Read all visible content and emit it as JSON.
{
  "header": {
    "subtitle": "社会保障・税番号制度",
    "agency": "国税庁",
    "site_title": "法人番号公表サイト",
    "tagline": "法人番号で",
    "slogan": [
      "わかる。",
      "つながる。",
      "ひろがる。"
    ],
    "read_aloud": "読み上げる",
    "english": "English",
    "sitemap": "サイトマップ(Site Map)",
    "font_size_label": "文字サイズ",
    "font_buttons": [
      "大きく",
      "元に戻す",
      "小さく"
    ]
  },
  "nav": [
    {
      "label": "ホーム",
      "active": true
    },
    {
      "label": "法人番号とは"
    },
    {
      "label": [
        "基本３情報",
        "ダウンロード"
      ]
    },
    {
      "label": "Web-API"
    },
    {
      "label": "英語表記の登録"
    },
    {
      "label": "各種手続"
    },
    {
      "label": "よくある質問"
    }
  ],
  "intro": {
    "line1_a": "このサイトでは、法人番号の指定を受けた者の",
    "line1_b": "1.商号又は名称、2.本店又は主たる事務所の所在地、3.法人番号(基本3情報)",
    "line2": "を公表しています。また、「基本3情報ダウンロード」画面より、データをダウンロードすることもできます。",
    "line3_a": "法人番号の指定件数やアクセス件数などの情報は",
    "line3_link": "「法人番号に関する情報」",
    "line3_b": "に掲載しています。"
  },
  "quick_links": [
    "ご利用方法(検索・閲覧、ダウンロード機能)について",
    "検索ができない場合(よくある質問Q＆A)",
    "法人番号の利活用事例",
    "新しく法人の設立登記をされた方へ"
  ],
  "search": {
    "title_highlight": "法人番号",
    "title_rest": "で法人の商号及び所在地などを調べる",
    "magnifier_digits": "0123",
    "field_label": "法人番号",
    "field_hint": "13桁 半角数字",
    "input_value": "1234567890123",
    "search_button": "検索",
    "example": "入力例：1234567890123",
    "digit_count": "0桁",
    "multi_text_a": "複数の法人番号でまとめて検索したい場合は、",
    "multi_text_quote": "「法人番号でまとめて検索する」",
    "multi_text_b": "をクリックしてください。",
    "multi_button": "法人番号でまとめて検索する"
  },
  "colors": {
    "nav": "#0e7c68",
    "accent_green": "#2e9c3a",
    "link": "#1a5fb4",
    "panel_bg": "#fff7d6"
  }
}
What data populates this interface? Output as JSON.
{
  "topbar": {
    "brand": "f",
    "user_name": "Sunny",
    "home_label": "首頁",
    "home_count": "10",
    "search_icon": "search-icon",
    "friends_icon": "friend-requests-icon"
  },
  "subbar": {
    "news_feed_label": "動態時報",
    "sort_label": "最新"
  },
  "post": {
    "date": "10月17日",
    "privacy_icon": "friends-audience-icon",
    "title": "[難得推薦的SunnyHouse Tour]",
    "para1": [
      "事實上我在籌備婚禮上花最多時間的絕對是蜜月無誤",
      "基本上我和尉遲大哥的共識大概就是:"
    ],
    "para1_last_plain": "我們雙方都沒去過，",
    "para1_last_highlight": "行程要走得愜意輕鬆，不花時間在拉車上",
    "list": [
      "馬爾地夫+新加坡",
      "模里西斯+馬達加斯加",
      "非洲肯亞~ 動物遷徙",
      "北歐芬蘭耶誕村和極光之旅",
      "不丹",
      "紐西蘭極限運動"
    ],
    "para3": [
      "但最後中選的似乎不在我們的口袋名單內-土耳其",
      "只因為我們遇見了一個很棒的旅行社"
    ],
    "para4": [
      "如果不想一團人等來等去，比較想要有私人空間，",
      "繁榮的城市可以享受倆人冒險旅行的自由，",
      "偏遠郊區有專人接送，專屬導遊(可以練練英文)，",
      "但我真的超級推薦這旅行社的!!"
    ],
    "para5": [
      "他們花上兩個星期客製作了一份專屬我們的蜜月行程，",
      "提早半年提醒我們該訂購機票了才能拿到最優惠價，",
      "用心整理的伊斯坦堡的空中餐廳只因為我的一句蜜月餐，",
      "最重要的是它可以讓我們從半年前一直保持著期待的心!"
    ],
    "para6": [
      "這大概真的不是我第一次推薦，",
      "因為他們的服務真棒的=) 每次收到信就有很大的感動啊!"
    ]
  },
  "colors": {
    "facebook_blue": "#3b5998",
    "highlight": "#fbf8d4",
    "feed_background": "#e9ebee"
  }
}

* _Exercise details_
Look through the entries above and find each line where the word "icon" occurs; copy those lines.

* _Result of this task_
    "search_icon": "search-icon",
    "friends_icon": "friend-requests-icon"
    "privacy_icon": "friends-audience-icon",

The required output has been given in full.